Small in size and devoid of the grunginess that is typically paired with DIY spaces, Bushwick’s Fort Useless
has been a haven for local musicians and artists since its inception and celebrated its two-year anniversary on Saturday night.
kicked off the celebratory show with energy. Punchy indie pop with a smattering of punk kept the crowd swaying and engaged, and choruses belted out in unison built intensity and plentiful whoa-oh
s kept it fun. Uninhibited stage banter drew laughter from around the room, transforming Weird Children’s set into a multi-level performance.
Usually a four-piece, Gold Streets
was a five-piece for the night. Jeremiah McVay, the man behind all that is Fort Useless, hopped on auxiliary percussion, pounding on a rack tom and switching to the main drum kit at times. Atmospheric interludes built up melodic indie psych with a keen focus on instrumentals. Drummer/vocalist T. Almy’s juxtaposition of tight beats and floaty crooning was particularly impressive.
weaved elements of punk, garage, and blues into a sneering rock ‘n’ roll front. Rollicking singalong anthems provoked a mini-mosh pit.
dished out hazy rolling lo-fi with plenty of hook to an eager crowd. Clear enthusiasm and humor made for a stand out performance.
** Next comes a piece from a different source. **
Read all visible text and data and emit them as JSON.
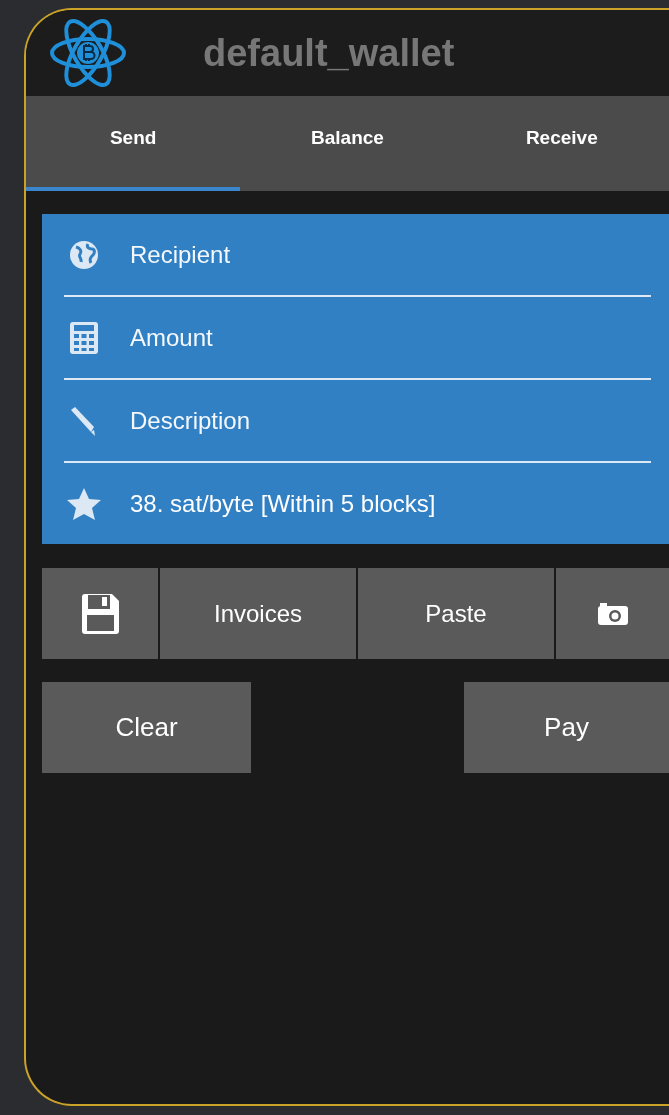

When all was said and done, a sense of community lingered. Showgoers shared cheap beers, bands patted each other on the back post-set. When asked how this two-year journey has all panned out, McVay happily commented, “It’s exceeded my expectations. It’s been embraced by a lot of people—a lot of the right people.”
All photos below by Jeremy Cook